**TASK INSTRUCTIONS:** An exact reproduction of the listing, minus the pictures, is the required output.

_____

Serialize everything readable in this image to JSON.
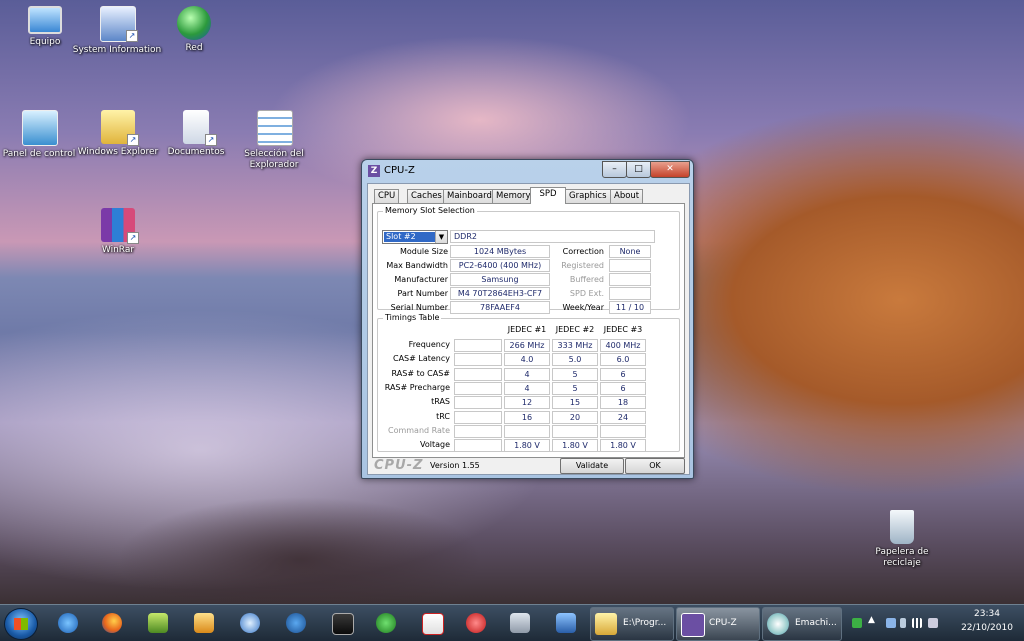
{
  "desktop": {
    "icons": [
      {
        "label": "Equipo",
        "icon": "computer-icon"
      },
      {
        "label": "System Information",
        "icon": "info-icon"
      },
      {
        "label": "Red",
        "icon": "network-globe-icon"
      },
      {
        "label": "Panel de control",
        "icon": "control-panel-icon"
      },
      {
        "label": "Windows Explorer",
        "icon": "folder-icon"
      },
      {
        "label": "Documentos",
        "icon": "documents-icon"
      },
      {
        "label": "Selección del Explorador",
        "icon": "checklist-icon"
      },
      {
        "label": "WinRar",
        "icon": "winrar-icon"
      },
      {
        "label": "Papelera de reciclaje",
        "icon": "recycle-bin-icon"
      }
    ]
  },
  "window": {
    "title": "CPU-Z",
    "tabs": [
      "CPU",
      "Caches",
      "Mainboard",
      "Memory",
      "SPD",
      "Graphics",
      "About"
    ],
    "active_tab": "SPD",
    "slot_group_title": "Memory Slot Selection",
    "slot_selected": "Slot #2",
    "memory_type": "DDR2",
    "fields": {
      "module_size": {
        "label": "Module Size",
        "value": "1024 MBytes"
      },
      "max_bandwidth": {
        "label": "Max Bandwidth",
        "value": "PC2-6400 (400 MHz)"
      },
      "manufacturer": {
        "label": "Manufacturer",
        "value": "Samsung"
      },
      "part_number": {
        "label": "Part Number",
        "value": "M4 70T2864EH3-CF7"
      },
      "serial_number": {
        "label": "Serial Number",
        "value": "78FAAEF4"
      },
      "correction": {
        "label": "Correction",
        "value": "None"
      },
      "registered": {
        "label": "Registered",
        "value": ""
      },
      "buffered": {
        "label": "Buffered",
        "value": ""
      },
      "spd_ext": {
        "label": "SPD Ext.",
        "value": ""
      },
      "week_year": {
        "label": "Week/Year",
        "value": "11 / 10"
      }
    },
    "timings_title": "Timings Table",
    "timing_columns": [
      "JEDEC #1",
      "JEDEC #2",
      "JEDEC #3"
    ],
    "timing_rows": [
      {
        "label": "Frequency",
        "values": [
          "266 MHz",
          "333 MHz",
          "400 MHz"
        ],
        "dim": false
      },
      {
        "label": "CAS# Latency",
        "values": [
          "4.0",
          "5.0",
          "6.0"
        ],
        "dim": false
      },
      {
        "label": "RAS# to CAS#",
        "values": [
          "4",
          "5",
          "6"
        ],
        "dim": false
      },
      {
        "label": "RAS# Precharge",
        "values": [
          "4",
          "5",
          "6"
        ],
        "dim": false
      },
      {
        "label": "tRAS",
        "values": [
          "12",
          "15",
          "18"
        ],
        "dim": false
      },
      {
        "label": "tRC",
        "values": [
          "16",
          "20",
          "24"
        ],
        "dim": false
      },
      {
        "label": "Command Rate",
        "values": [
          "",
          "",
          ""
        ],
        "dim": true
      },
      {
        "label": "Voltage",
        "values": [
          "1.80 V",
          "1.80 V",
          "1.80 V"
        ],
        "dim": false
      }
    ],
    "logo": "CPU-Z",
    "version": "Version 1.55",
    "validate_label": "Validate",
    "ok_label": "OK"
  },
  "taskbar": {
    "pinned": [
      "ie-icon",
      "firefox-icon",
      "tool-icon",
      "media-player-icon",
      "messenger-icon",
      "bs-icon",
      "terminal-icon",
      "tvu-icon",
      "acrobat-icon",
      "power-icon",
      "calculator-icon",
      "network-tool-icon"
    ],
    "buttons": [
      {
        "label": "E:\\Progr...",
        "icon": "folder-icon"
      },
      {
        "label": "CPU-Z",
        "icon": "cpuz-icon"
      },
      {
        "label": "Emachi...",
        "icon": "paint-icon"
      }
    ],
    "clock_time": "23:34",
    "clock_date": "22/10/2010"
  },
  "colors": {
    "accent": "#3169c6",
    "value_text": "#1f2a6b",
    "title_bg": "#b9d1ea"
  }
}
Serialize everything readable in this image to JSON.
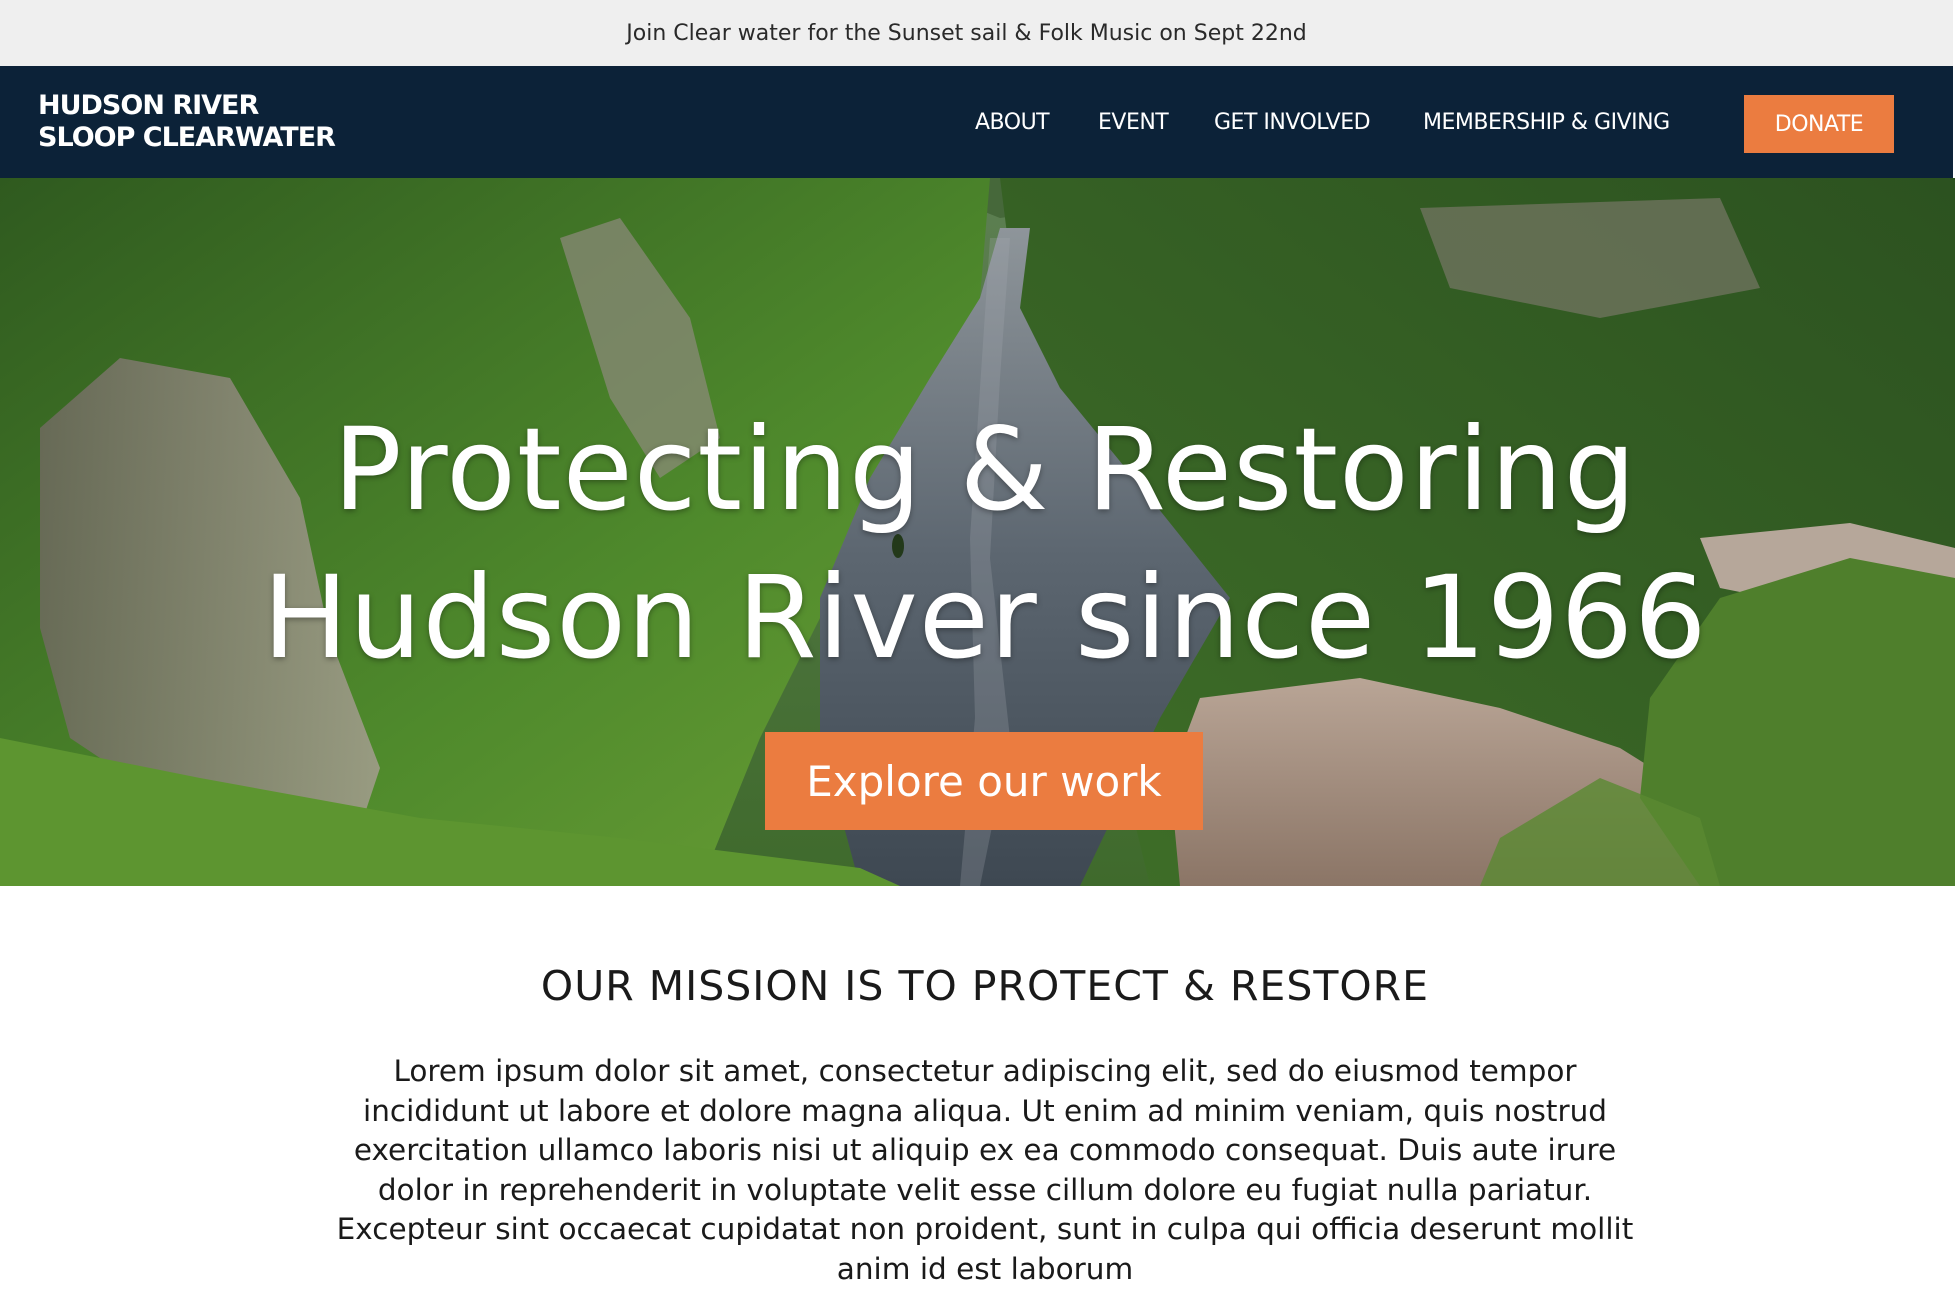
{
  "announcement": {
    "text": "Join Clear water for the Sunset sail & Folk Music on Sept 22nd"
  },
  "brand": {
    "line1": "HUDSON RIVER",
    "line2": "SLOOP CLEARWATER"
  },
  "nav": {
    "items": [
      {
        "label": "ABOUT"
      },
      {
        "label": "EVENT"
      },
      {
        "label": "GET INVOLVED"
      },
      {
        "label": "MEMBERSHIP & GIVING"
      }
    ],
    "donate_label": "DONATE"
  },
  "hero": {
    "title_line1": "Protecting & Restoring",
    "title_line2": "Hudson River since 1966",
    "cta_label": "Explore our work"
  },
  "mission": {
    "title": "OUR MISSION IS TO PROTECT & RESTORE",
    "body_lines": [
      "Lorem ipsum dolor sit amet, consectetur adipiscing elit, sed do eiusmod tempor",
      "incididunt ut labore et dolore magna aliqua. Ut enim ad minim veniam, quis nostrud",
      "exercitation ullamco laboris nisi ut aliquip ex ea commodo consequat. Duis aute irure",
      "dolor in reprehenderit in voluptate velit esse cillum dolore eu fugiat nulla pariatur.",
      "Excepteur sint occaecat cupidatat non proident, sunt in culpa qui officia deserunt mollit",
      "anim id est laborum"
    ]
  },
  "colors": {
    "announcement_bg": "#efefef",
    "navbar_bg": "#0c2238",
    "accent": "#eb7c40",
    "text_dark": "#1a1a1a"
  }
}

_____

**EXPECTED OUTPUT:**
Serialize everything readable in this image to JSON.
{
  "desktop": {
    "icons": [
      {
        "label": "Equipo",
        "icon": "computer-icon"
      },
      {
        "label": "System Information",
        "icon": "info-icon"
      },
      {
        "label": "Red",
        "icon": "network-globe-icon"
      },
      {
        "label": "Panel de control",
        "icon": "control-panel-icon"
      },
      {
        "label": "Windows Explorer",
        "icon": "folder-icon"
      },
      {
        "label": "Documentos",
        "icon": "documents-icon"
      },
      {
        "label": "Selección del Explorador",
        "icon": "checklist-icon"
      },
      {
        "label": "WinRar",
        "icon": "winrar-icon"
      },
      {
        "label": "Papelera de reciclaje",
        "icon": "recycle-bin-icon"
      }
    ]
  },
  "window": {
    "title": "CPU-Z",
    "tabs": [
      "CPU",
      "Caches",
      "Mainboard",
      "Memory",
      "SPD",
      "Graphics",
      "About"
    ],
    "active_tab": "SPD",
    "slot_group_title": "Memory Slot Selection",
    "slot_selected": "Slot #2",
    "memory_type": "DDR2",
    "fields": {
      "module_size": {
        "label": "Module Size",
        "value": "1024 MBytes"
      },
      "max_bandwidth": {
        "label": "Max Bandwidth",
        "value": "PC2-6400 (400 MHz)"
      },
      "manufacturer": {
        "label": "Manufacturer",
        "value": "Samsung"
      },
      "part_number": {
        "label": "Part Number",
        "value": "M4 70T2864EH3-CF7"
      },
      "serial_number": {
        "label": "Serial Number",
        "value": "78FAAEF4"
      },
      "correction": {
        "label": "Correction",
        "value": "None"
      },
      "registered": {
        "label": "Registered",
        "value": ""
      },
      "buffered": {
        "label": "Buffered",
        "value": ""
      },
      "spd_ext": {
        "label": "SPD Ext.",
        "value": ""
      },
      "week_year": {
        "label": "Week/Year",
        "value": "11 / 10"
      }
    },
    "timings_title": "Timings Table",
    "timing_columns": [
      "JEDEC #1",
      "JEDEC #2",
      "JEDEC #3"
    ],
    "timing_rows": [
      {
        "label": "Frequency",
        "values": [
          "266 MHz",
          "333 MHz",
          "400 MHz"
        ],
        "dim": false
      },
      {
        "label": "CAS# Latency",
        "values": [
          "4.0",
          "5.0",
          "6.0"
        ],
        "dim": false
      },
      {
        "label": "RAS# to CAS#",
        "values": [
          "4",
          "5",
          "6"
        ],
        "dim": false
      },
      {
        "label": "RAS# Precharge",
        "values": [
          "4",
          "5",
          "6"
        ],
        "dim": false
      },
      {
        "label": "tRAS",
        "values": [
          "12",
          "15",
          "18"
        ],
        "dim": false
      },
      {
        "label": "tRC",
        "values": [
          "16",
          "20",
          "24"
        ],
        "dim": false
      },
      {
        "label": "Command Rate",
        "values": [
          "",
          "",
          ""
        ],
        "dim": true
      },
      {
        "label": "Voltage",
        "values": [
          "1.80 V",
          "1.80 V",
          "1.80 V"
        ],
        "dim": false
      }
    ],
    "logo": "CPU-Z",
    "version": "Version 1.55",
    "validate_label": "Validate",
    "ok_label": "OK"
  },
  "taskbar": {
    "pinned": [
      "ie-icon",
      "firefox-icon",
      "tool-icon",
      "media-player-icon",
      "messenger-icon",
      "bs-icon",
      "terminal-icon",
      "tvu-icon",
      "acrobat-icon",
      "power-icon",
      "calculator-icon",
      "network-tool-icon"
    ],
    "buttons": [
      {
        "label": "E:\\Progr...",
        "icon": "folder-icon"
      },
      {
        "label": "CPU-Z",
        "icon": "cpuz-icon"
      },
      {
        "label": "Emachi...",
        "icon": "paint-icon"
      }
    ],
    "clock_time": "23:34",
    "clock_date": "22/10/2010"
  },
  "colors": {
    "accent": "#3169c6",
    "value_text": "#1f2a6b",
    "title_bg": "#b9d1ea"
  }
}
Serialize everything readable in this image to JSON.
{
  "announcement": {
    "text": "Join Clear water for the Sunset sail & Folk Music on Sept 22nd"
  },
  "brand": {
    "line1": "HUDSON RIVER",
    "line2": "SLOOP CLEARWATER"
  },
  "nav": {
    "items": [
      {
        "label": "ABOUT"
      },
      {
        "label": "EVENT"
      },
      {
        "label": "GET INVOLVED"
      },
      {
        "label": "MEMBERSHIP & GIVING"
      }
    ],
    "donate_label": "DONATE"
  },
  "hero": {
    "title_line1": "Protecting & Restoring",
    "title_line2": "Hudson River since 1966",
    "cta_label": "Explore our work"
  },
  "mission": {
    "title": "OUR MISSION IS TO PROTECT & RESTORE",
    "body_lines": [
      "Lorem ipsum dolor sit amet, consectetur adipiscing elit, sed do eiusmod tempor",
      "incididunt ut labore et dolore magna aliqua. Ut enim ad minim veniam, quis nostrud",
      "exercitation ullamco laboris nisi ut aliquip ex ea commodo consequat. Duis aute irure",
      "dolor in reprehenderit in voluptate velit esse cillum dolore eu fugiat nulla pariatur.",
      "Excepteur sint occaecat cupidatat non proident, sunt in culpa qui officia deserunt mollit",
      "anim id est laborum"
    ]
  },
  "colors": {
    "announcement_bg": "#efefef",
    "navbar_bg": "#0c2238",
    "accent": "#eb7c40",
    "text_dark": "#1a1a1a"
  }
}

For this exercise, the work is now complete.